On our way to Czech the “patrol” were checking the train. They opened our compartment door, saw 4 young girls, obviously locals + 1 blonde, and continued without one word. My nationality, and the fact that I also look as Scandinavian as one could, has made my life easier than it might be and that’s a fact.
But being Finnish, and being able to enjoy its benefits, only works if the people checking your passport are well enough educated or aware of your country:
Even in Slovakia, where everybody knew about Finland, I couldn’t shake our reputation of us all being complete drunkards. I don’t really mind it, tbh, but I did get tired of hearing the same question every time I met a new person: “Oh, you’re from Finland! So, you run around completely naked when you’re drunk?!” In fact no, I don’t.
But in the UK I had to sometimes deal with complete ignorance, which caused me unnecessary stress and loss of money.
Worst case being when moving to London my landlord required a Visa from me. I didn’t understand wtf he meant, I thought he wanted my credit card number (the only Visa I could think of). I refused to give it. For 2 weeks I was homeless in London because of this, until it finally dawned on me that this person thought that Finland is not part of the EU. Still makes me angry, thinking about it now.
And then there were those less serious cases of a bartender refusing to sell me beer in a pub because they thought my drivers licence was forged because Finland obviously couldn’t be part of the EU… Despite the EU flag being displayed on the said drivers licence very clearly.
It’s always a risk coming between a Finn and her beer, and on one occasion I did seriously consider burning the whole pub down.
But there’s one thing that’s even more prescious than a national independence: one’s personal independence.
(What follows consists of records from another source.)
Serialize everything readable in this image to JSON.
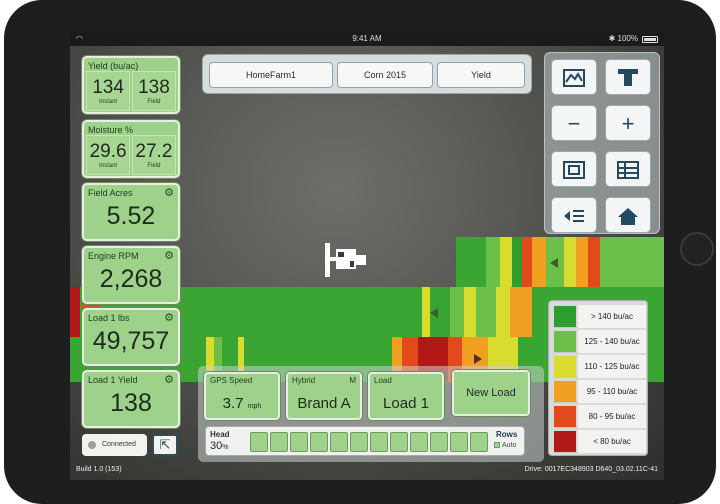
{
  "status": {
    "wifi": "◠",
    "time": "9:41 AM",
    "battery": "100%",
    "bluetooth": "✱"
  },
  "tiles": {
    "yield": {
      "title": "Yield (bu/ac)",
      "instant_value": "134",
      "instant_label": "Instant",
      "field_value": "138",
      "field_label": "Field"
    },
    "moisture": {
      "title": "Moisture %",
      "instant_value": "29.6",
      "instant_label": "Instant",
      "field_value": "27.2",
      "field_label": "Field"
    },
    "field_acres": {
      "title": "Field Acres",
      "value": "5.52"
    },
    "engine_rpm": {
      "title": "Engine RPM",
      "value": "2,268"
    },
    "load_lbs": {
      "title": "Load 1 lbs",
      "value": "49,757"
    },
    "load_yield": {
      "title": "Load 1 Yield",
      "value": "138"
    }
  },
  "connection": {
    "label": "Connected"
  },
  "topbar": {
    "farm": "HomeFarm1",
    "crop": "Corn 2015",
    "layer": "Yield"
  },
  "right_buttons": [
    "map-view-icon",
    "equipment-icon",
    "zoom-out-icon",
    "zoom-in-icon",
    "fit-view-icon",
    "table-icon",
    "layers-icon",
    "home-icon"
  ],
  "legend": [
    {
      "label": "> 140 bu/ac",
      "color": "#2e9e2e"
    },
    {
      "label": "125 - 140 bu/ac",
      "color": "#6cc04a"
    },
    {
      "label": "110 - 125 bu/ac",
      "color": "#d8dc2e"
    },
    {
      "label": "95 - 110 bu/ac",
      "color": "#f0a020"
    },
    {
      "label": "80 - 95 bu/ac",
      "color": "#e24a1c"
    },
    {
      "label": "< 80 bu/ac",
      "color": "#b21818"
    }
  ],
  "bottom": {
    "gps_label": "GPS Speed",
    "gps_value": "3.7",
    "gps_unit": "mph",
    "hybrid_label": "Hybrid",
    "hybrid_mode": "M",
    "hybrid_value": "Brand A",
    "load_label": "Load",
    "load_value": "Load 1",
    "new_load": "New Load",
    "head_label": "Head",
    "head_value": "30",
    "head_unit": "%",
    "rows_label": "Rows",
    "rows_mode": "Auto"
  },
  "footer": {
    "build": "Build 1.0 (153)",
    "drive": "Drive: 0017EC348903 D640_03.02.11C-41"
  }
}
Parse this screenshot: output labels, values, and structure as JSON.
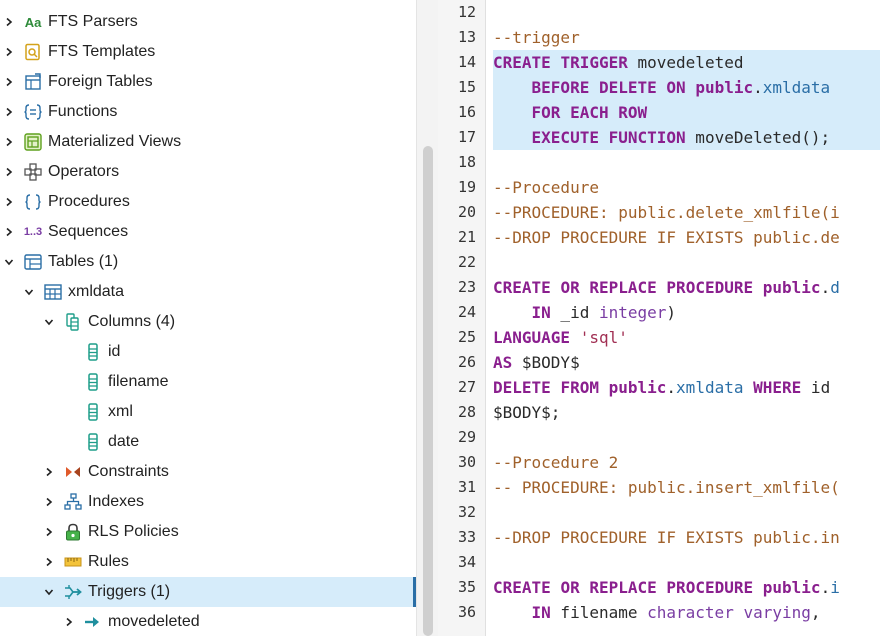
{
  "tree": {
    "items": [
      {
        "label": "FTS Parsers",
        "icon": "fts-parser-icon",
        "expanded": false
      },
      {
        "label": "FTS Templates",
        "icon": "fts-template-icon",
        "expanded": false
      },
      {
        "label": "Foreign Tables",
        "icon": "foreign-table-icon",
        "expanded": false
      },
      {
        "label": "Functions",
        "icon": "function-icon",
        "expanded": false
      },
      {
        "label": "Materialized Views",
        "icon": "materialized-view-icon",
        "expanded": false
      },
      {
        "label": "Operators",
        "icon": "operator-icon",
        "expanded": false
      },
      {
        "label": "Procedures",
        "icon": "procedure-icon",
        "expanded": false
      },
      {
        "label": "Sequences",
        "icon": "sequence-icon",
        "expanded": false
      },
      {
        "label": "Tables (1)",
        "icon": "tables-icon",
        "expanded": true
      },
      {
        "label": "xmldata",
        "icon": "table-icon",
        "expanded": true
      },
      {
        "label": "Columns (4)",
        "icon": "columns-icon",
        "expanded": true
      },
      {
        "label": "id",
        "icon": "column-icon",
        "expanded": null
      },
      {
        "label": "filename",
        "icon": "column-icon",
        "expanded": null
      },
      {
        "label": "xml",
        "icon": "column-icon",
        "expanded": null
      },
      {
        "label": "date",
        "icon": "column-icon",
        "expanded": null
      },
      {
        "label": "Constraints",
        "icon": "constraints-icon",
        "expanded": false
      },
      {
        "label": "Indexes",
        "icon": "indexes-icon",
        "expanded": false
      },
      {
        "label": "RLS Policies",
        "icon": "rls-policy-icon",
        "expanded": false
      },
      {
        "label": "Rules",
        "icon": "rules-icon",
        "expanded": false
      },
      {
        "label": "Triggers (1)",
        "icon": "triggers-icon",
        "expanded": true,
        "selected": true
      },
      {
        "label": "movedeleted",
        "icon": "trigger-icon",
        "expanded": false
      }
    ],
    "icon_text": {
      "fts_parsers": "Aa",
      "sequences": "1..3"
    }
  },
  "editor": {
    "lines": [
      {
        "n": "12",
        "text": ""
      },
      {
        "n": "13",
        "text": "--trigger"
      },
      {
        "n": "14",
        "text": "CREATE TRIGGER movedeleted"
      },
      {
        "n": "15",
        "text": "    BEFORE DELETE ON public.xmldata"
      },
      {
        "n": "16",
        "text": "    FOR EACH ROW"
      },
      {
        "n": "17",
        "text": "    EXECUTE FUNCTION moveDeleted();"
      },
      {
        "n": "18",
        "text": ""
      },
      {
        "n": "19",
        "text": "--Procedure"
      },
      {
        "n": "20",
        "text": "--PROCEDURE: public.delete_xmlfile(i"
      },
      {
        "n": "21",
        "text": "--DROP PROCEDURE IF EXISTS public.de"
      },
      {
        "n": "22",
        "text": ""
      },
      {
        "n": "23",
        "text": "CREATE OR REPLACE PROCEDURE public.d"
      },
      {
        "n": "24",
        "text": "    IN _id integer)"
      },
      {
        "n": "25",
        "text": "LANGUAGE 'sql'"
      },
      {
        "n": "26",
        "text": "AS $BODY$"
      },
      {
        "n": "27",
        "text": "DELETE FROM public.xmldata WHERE id"
      },
      {
        "n": "28",
        "text": "$BODY$;"
      },
      {
        "n": "29",
        "text": ""
      },
      {
        "n": "30",
        "text": "--Procedure 2"
      },
      {
        "n": "31",
        "text": "-- PROCEDURE: public.insert_xmlfile("
      },
      {
        "n": "32",
        "text": ""
      },
      {
        "n": "33",
        "text": "--DROP PROCEDURE IF EXISTS public.in"
      },
      {
        "n": "34",
        "text": ""
      },
      {
        "n": "35",
        "text": "CREATE OR REPLACE PROCEDURE public.i"
      },
      {
        "n": "36",
        "text": "    IN filename character varying,"
      }
    ],
    "highlighted_lines": [
      "14",
      "15",
      "16",
      "17"
    ]
  },
  "colors": {
    "keyword": "#8a1f8e",
    "comment": "#a0612b",
    "string": "#a12f53",
    "identifier": "#2a6ea6",
    "selection": "#d6ecfa"
  }
}
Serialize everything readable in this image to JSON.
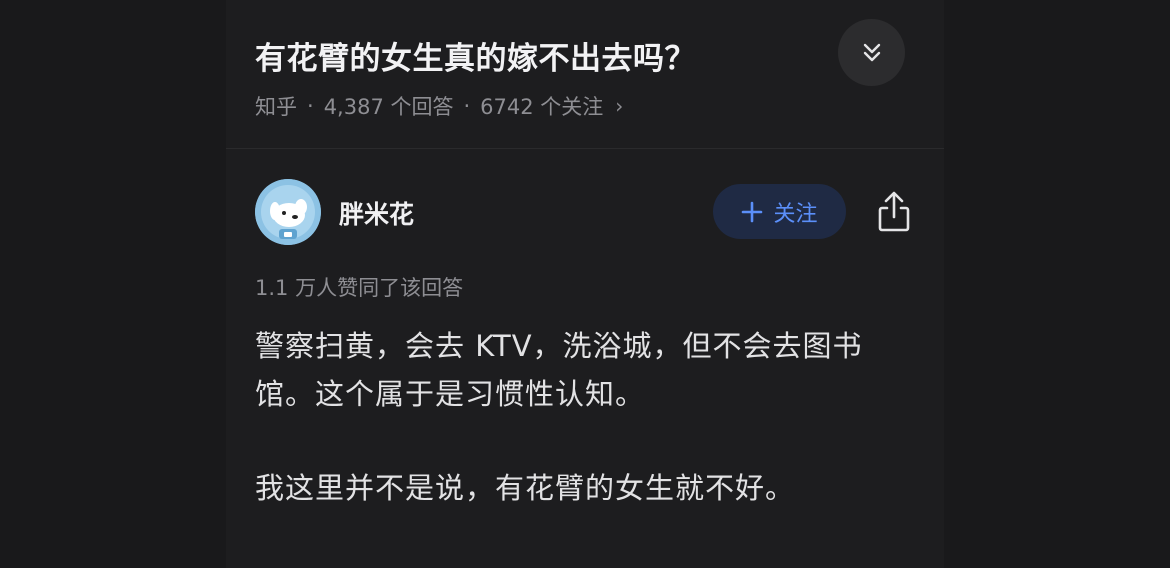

My personal independence is everything to me. It goes way above my national independence. Because if my country or culture would ever even consider attempting to restrict my personal independence in any way I’d sign myself out without a thought.
How can I say such a thing? Because I’ve seen both ends of the spectrum and thus know that the independence that my birth country and culture have presented to me is my ultimate everything. At the end of the day I can’t be dependent on anyone but myself. Might sound a bit grim and extreme but it’s not really.
I was born in one of the few countries on this planet where equality exists. It’s not complete, I don’t think it’ll ever be complete because men and women are so different to begin with, but we’re in a privileged position, for sure. What that means is that I, my friends and family, both women and men, all have the
Right to decide what’s best for ME
Right to fail and learn from MY mistakes
Right to choose what I want to do with MY life
Right to be responsible for MY own decisions
Right to MY OWN SELF!
The last point basically covers all the former points but it also means that my body and mind are mine, and no other’s. Nobody can tell me what I should think or look like; nobody can tell me how I should behave and dress; and most importantly, nobody lays even a fucking finger on me unless I grant them a permission to do so!
I sound very confident, and I am, but don’t think for a second that I wouldn’t know what it feels like to lose that independence even just for a minute. But that’s a story for another time :)
Quite a serious train of thought, wasn’t it? At first I thought ”It’s just an Independence Day” but actually it can be, and IS so much more. What makes me most proud about my heritage and my nationality is the freedom in which I was able to grow up and do whatever I wanted regardless of my sex, my family’s wealth, religion or politics. And that’s why I’m celebrating today :)
Happy Independence Day, Finland! Here’s to another 101 years ♥